* [Task instructions] Leave out the pictures and restate every entry word for word.

Entries taken from a collection
┄┄┄┄┄┄┄┄┄┄┄┄┄┄┄┄┄┄┄┄

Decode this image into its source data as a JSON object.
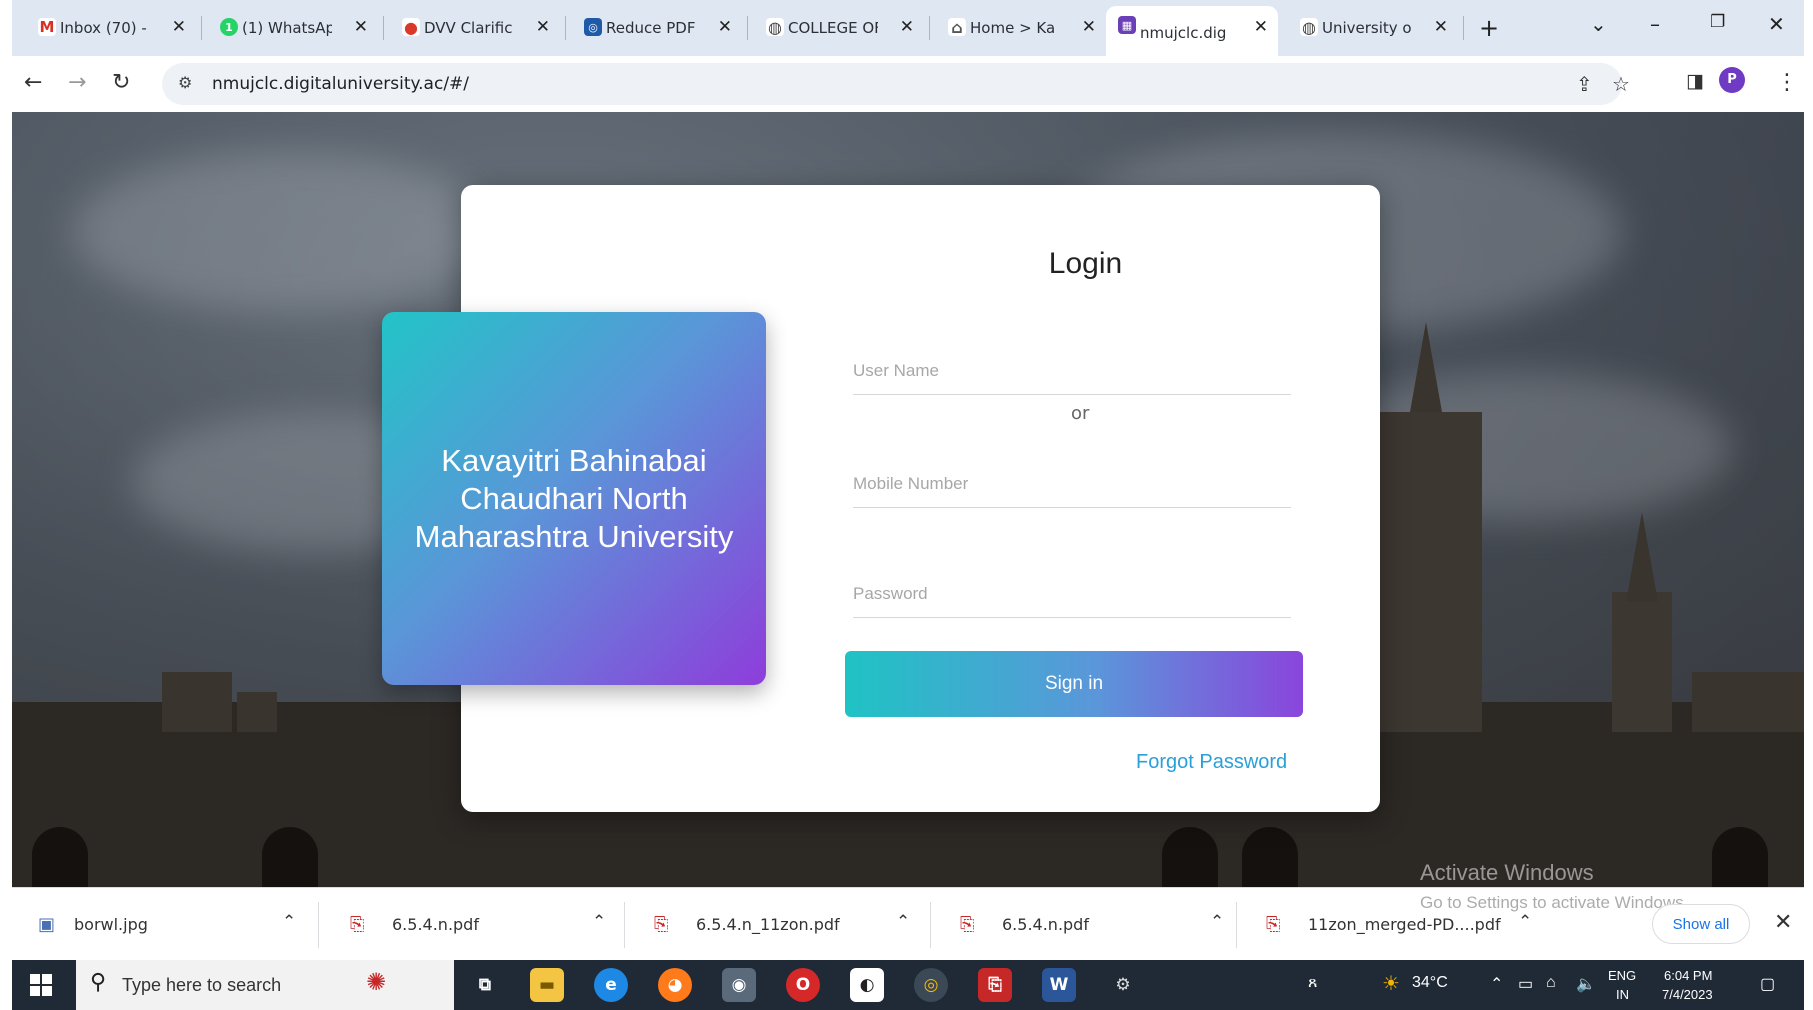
{
  "browser": {
    "tabs": [
      {
        "label": "Inbox (70) -",
        "favicon": "gmail-icon",
        "color": "#d93025",
        "glyph": "M"
      },
      {
        "label": "(1) WhatsAp",
        "favicon": "whatsapp-icon",
        "color": "#25d366",
        "glyph": "1"
      },
      {
        "label": "DVV Clarific",
        "favicon": "site-icon",
        "color": "#d9392b",
        "glyph": "●"
      },
      {
        "label": "Reduce PDF",
        "favicon": "ilovepdf-icon",
        "color": "#1e5aa8",
        "glyph": "◎"
      },
      {
        "label": "COLLEGE OF",
        "favicon": "globe-icon",
        "color": "#555555",
        "glyph": "◍"
      },
      {
        "label": "Home > Ka",
        "favicon": "site-icon",
        "color": "#777777",
        "glyph": "⌂"
      },
      {
        "label": "nmujclc.dig",
        "favicon": "university-icon",
        "color": "#6b3fb5",
        "glyph": "▦"
      },
      {
        "label": "University o",
        "favicon": "globe-icon",
        "color": "#555555",
        "glyph": "◍"
      }
    ],
    "active_tab": 6,
    "url": "nmujclc.digitaluniversity.ac/#/",
    "profile_initial": "P"
  },
  "login": {
    "brand_name": "Kavayitri Bahinabai Chaudhari North Maharashtra University",
    "title": "Login",
    "username_placeholder": "User Name",
    "or_text": "or",
    "mobile_placeholder": "Mobile Number",
    "password_placeholder": "Password",
    "signin_label": "Sign in",
    "forgot_label": "Forgot Password",
    "accent_color": "#2a9fd8"
  },
  "watermark": {
    "title": "Activate Windows",
    "subtitle": "Go to Settings to activate Windows."
  },
  "downloads": {
    "items": [
      {
        "name": "borwl.jpg",
        "type": "image"
      },
      {
        "name": "6.5.4.n.pdf",
        "type": "pdf"
      },
      {
        "name": "6.5.4.n_11zon.pdf",
        "type": "pdf"
      },
      {
        "name": "6.5.4.n.pdf",
        "type": "pdf"
      },
      {
        "name": "11zon_merged-PD....pdf",
        "type": "pdf"
      }
    ],
    "show_all_label": "Show all"
  },
  "taskbar": {
    "search_placeholder": "Type here to search",
    "temperature": "34°C",
    "language": "ENG",
    "region": "IN",
    "time": "6:04 PM",
    "date": "7/4/2023"
  }
}
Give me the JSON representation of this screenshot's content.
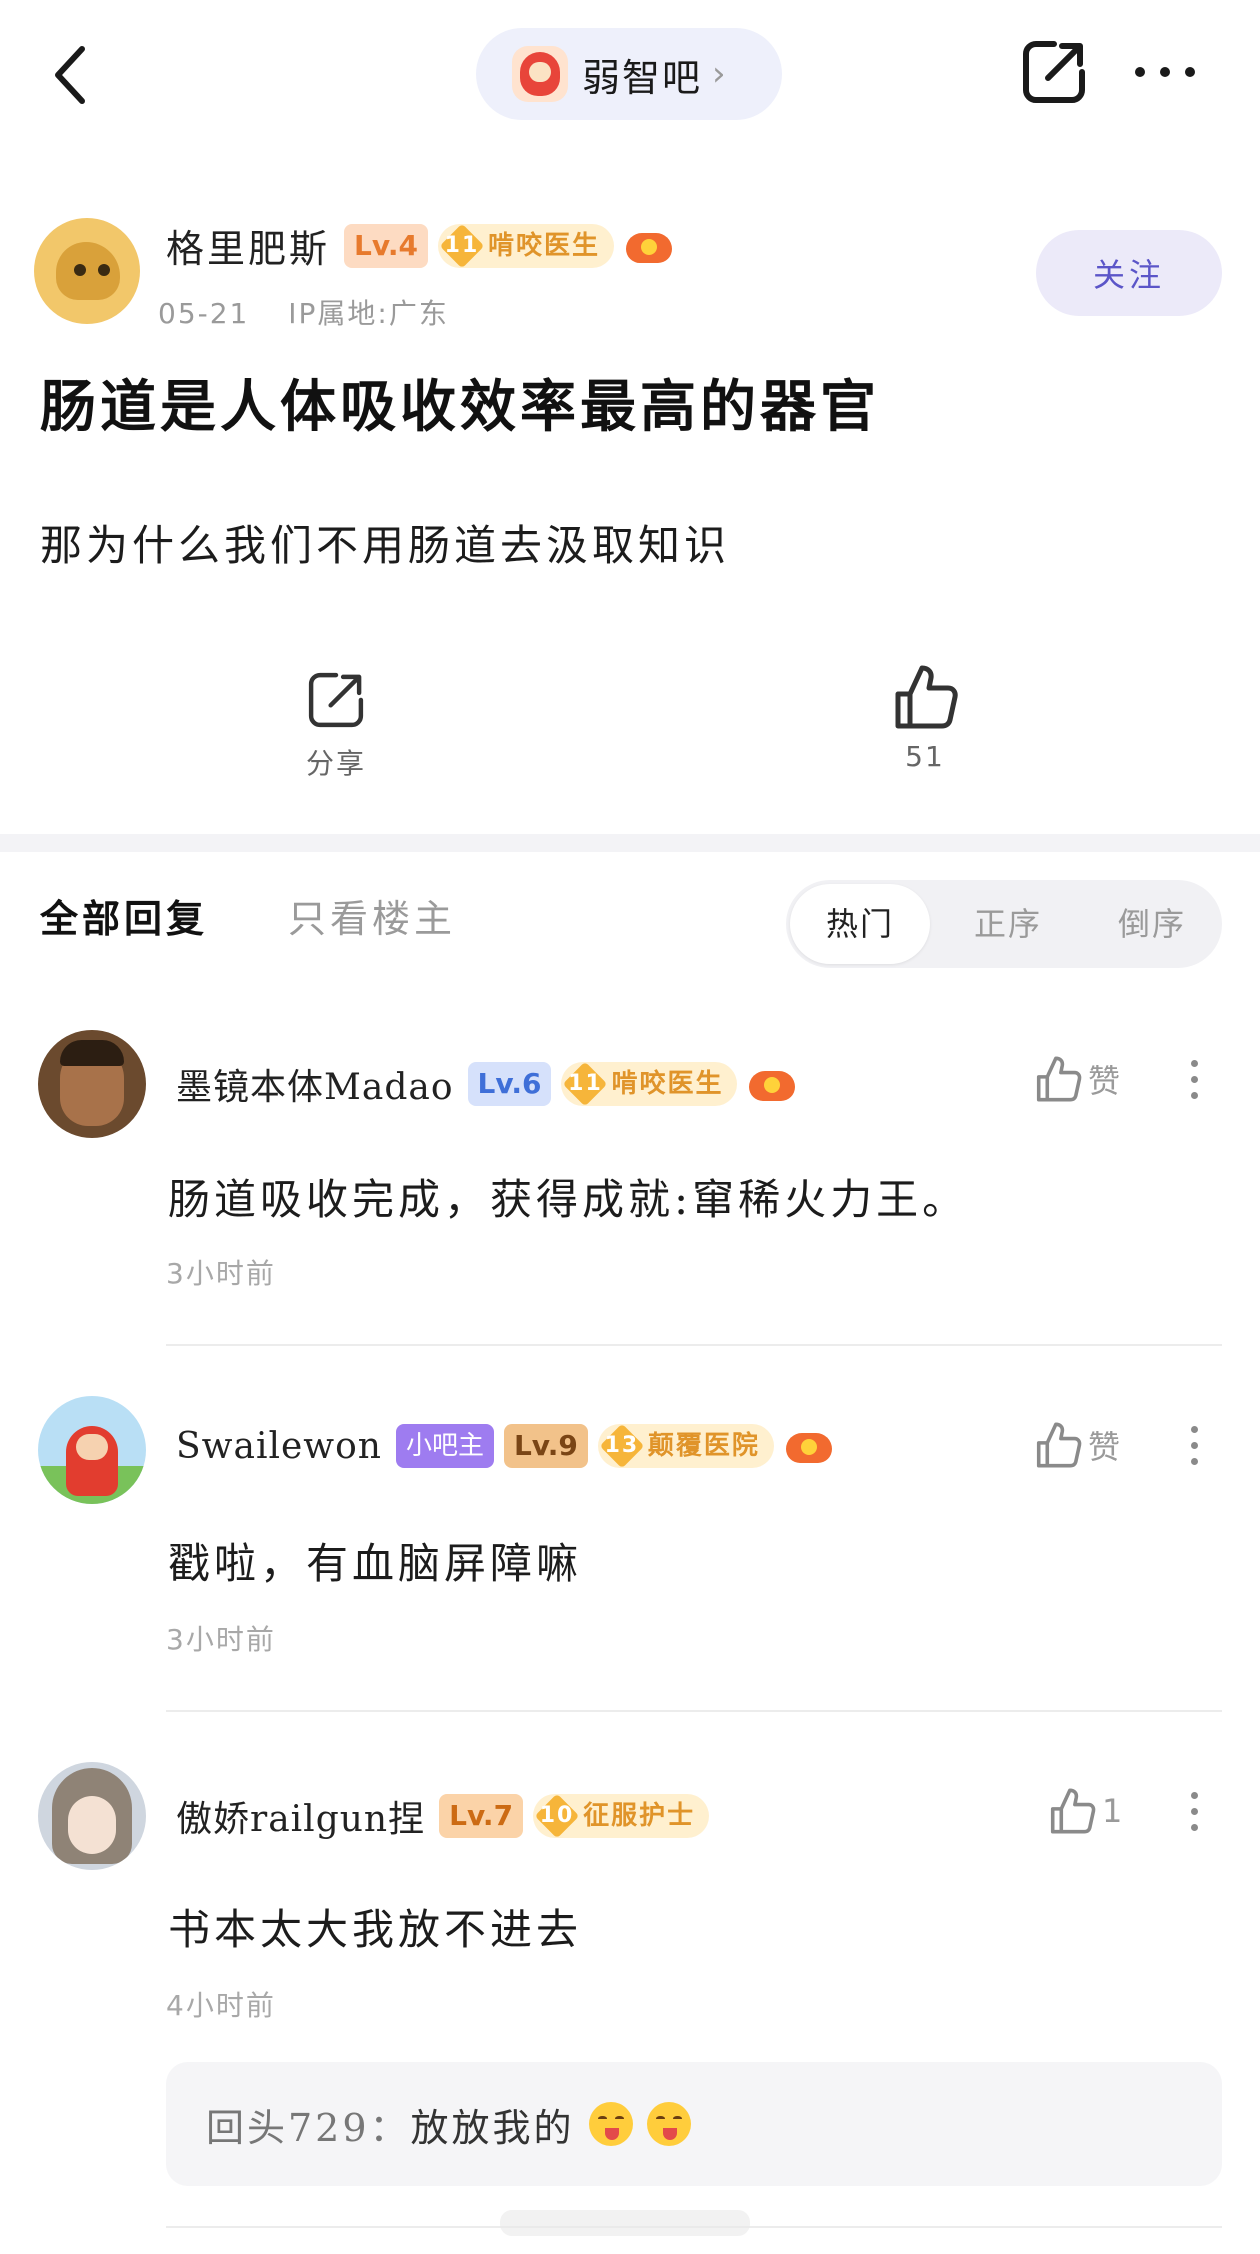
{
  "header": {
    "forum_name": "弱智吧",
    "chevron": "›"
  },
  "post": {
    "author": "格里肥斯",
    "level": "Lv.4",
    "honor_level": "11",
    "honor_title": "啃咬医生",
    "date": "05-21",
    "ip_location": "IP属地:广东",
    "follow_label": "关注",
    "title": "肠道是人体吸收效率最高的器官",
    "body": "那为什么我们不用肠道去汲取知识",
    "share_label": "分享",
    "like_count": "51"
  },
  "replies_header": {
    "all_label": "全部回复",
    "op_only_label": "只看楼主",
    "sort_options": [
      "热门",
      "正序",
      "倒序"
    ],
    "active_sort": "热门"
  },
  "replies": [
    {
      "author": "墨镜本体Madao",
      "level": "Lv.6",
      "honor_level": "11",
      "honor_title": "啃咬医生",
      "text": "肠道吸收完成，获得成就:窜稀火力王。",
      "time": "3小时前",
      "like_label": "赞"
    },
    {
      "author": "Swailewon",
      "role": "小吧主",
      "level": "Lv.9",
      "honor_level": "13",
      "honor_title": "颠覆医院",
      "text": "戳啦，有血脑屏障嘛",
      "time": "3小时前",
      "like_label": "赞"
    },
    {
      "author": "傲娇railgun捏",
      "level": "Lv.7",
      "honor_level": "10",
      "honor_title": "征服护士",
      "text": "书本太大我放不进去",
      "time": "4小时前",
      "like_label": "1",
      "sub_reply": {
        "who": "回头729：",
        "text": "放放我的"
      }
    }
  ],
  "colors": {
    "accent": "#5b55c8",
    "follow_bg": "#eceaf9",
    "honor_bg": "#fff0cf",
    "honor_text": "#e0942a"
  }
}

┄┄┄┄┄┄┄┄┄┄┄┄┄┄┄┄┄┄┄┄

* [Solution for this task]
Decode this image into its source data as a JSON object.
{
  "browser": {
    "tabs": [
      {
        "label": "Inbox (70) -",
        "favicon": "gmail-icon",
        "color": "#d93025",
        "glyph": "M"
      },
      {
        "label": "(1) WhatsAp",
        "favicon": "whatsapp-icon",
        "color": "#25d366",
        "glyph": "1"
      },
      {
        "label": "DVV Clarific",
        "favicon": "site-icon",
        "color": "#d9392b",
        "glyph": "●"
      },
      {
        "label": "Reduce PDF",
        "favicon": "ilovepdf-icon",
        "color": "#1e5aa8",
        "glyph": "◎"
      },
      {
        "label": "COLLEGE OF",
        "favicon": "globe-icon",
        "color": "#555555",
        "glyph": "◍"
      },
      {
        "label": "Home > Ka",
        "favicon": "site-icon",
        "color": "#777777",
        "glyph": "⌂"
      },
      {
        "label": "nmujclc.dig",
        "favicon": "university-icon",
        "color": "#6b3fb5",
        "glyph": "▦"
      },
      {
        "label": "University o",
        "favicon": "globe-icon",
        "color": "#555555",
        "glyph": "◍"
      }
    ],
    "active_tab": 6,
    "url": "nmujclc.digitaluniversity.ac/#/",
    "profile_initial": "P"
  },
  "login": {
    "brand_name": "Kavayitri Bahinabai Chaudhari North Maharashtra University",
    "title": "Login",
    "username_placeholder": "User Name",
    "or_text": "or",
    "mobile_placeholder": "Mobile Number",
    "password_placeholder": "Password",
    "signin_label": "Sign in",
    "forgot_label": "Forgot Password",
    "accent_color": "#2a9fd8"
  },
  "watermark": {
    "title": "Activate Windows",
    "subtitle": "Go to Settings to activate Windows."
  },
  "downloads": {
    "items": [
      {
        "name": "borwl.jpg",
        "type": "image"
      },
      {
        "name": "6.5.4.n.pdf",
        "type": "pdf"
      },
      {
        "name": "6.5.4.n_11zon.pdf",
        "type": "pdf"
      },
      {
        "name": "6.5.4.n.pdf",
        "type": "pdf"
      },
      {
        "name": "11zon_merged-PD....pdf",
        "type": "pdf"
      }
    ],
    "show_all_label": "Show all"
  },
  "taskbar": {
    "search_placeholder": "Type here to search",
    "temperature": "34°C",
    "language": "ENG",
    "region": "IN",
    "time": "6:04 PM",
    "date": "7/4/2023"
  }
}
Give me the JSON representation of this screenshot's content.
{
  "header": {
    "forum_name": "弱智吧",
    "chevron": "›"
  },
  "post": {
    "author": "格里肥斯",
    "level": "Lv.4",
    "honor_level": "11",
    "honor_title": "啃咬医生",
    "date": "05-21",
    "ip_location": "IP属地:广东",
    "follow_label": "关注",
    "title": "肠道是人体吸收效率最高的器官",
    "body": "那为什么我们不用肠道去汲取知识",
    "share_label": "分享",
    "like_count": "51"
  },
  "replies_header": {
    "all_label": "全部回复",
    "op_only_label": "只看楼主",
    "sort_options": [
      "热门",
      "正序",
      "倒序"
    ],
    "active_sort": "热门"
  },
  "replies": [
    {
      "author": "墨镜本体Madao",
      "level": "Lv.6",
      "honor_level": "11",
      "honor_title": "啃咬医生",
      "text": "肠道吸收完成，获得成就:窜稀火力王。",
      "time": "3小时前",
      "like_label": "赞"
    },
    {
      "author": "Swailewon",
      "role": "小吧主",
      "level": "Lv.9",
      "honor_level": "13",
      "honor_title": "颠覆医院",
      "text": "戳啦，有血脑屏障嘛",
      "time": "3小时前",
      "like_label": "赞"
    },
    {
      "author": "傲娇railgun捏",
      "level": "Lv.7",
      "honor_level": "10",
      "honor_title": "征服护士",
      "text": "书本太大我放不进去",
      "time": "4小时前",
      "like_label": "1",
      "sub_reply": {
        "who": "回头729：",
        "text": "放放我的"
      }
    }
  ],
  "colors": {
    "accent": "#5b55c8",
    "follow_bg": "#eceaf9",
    "honor_bg": "#fff0cf",
    "honor_text": "#e0942a"
  }
}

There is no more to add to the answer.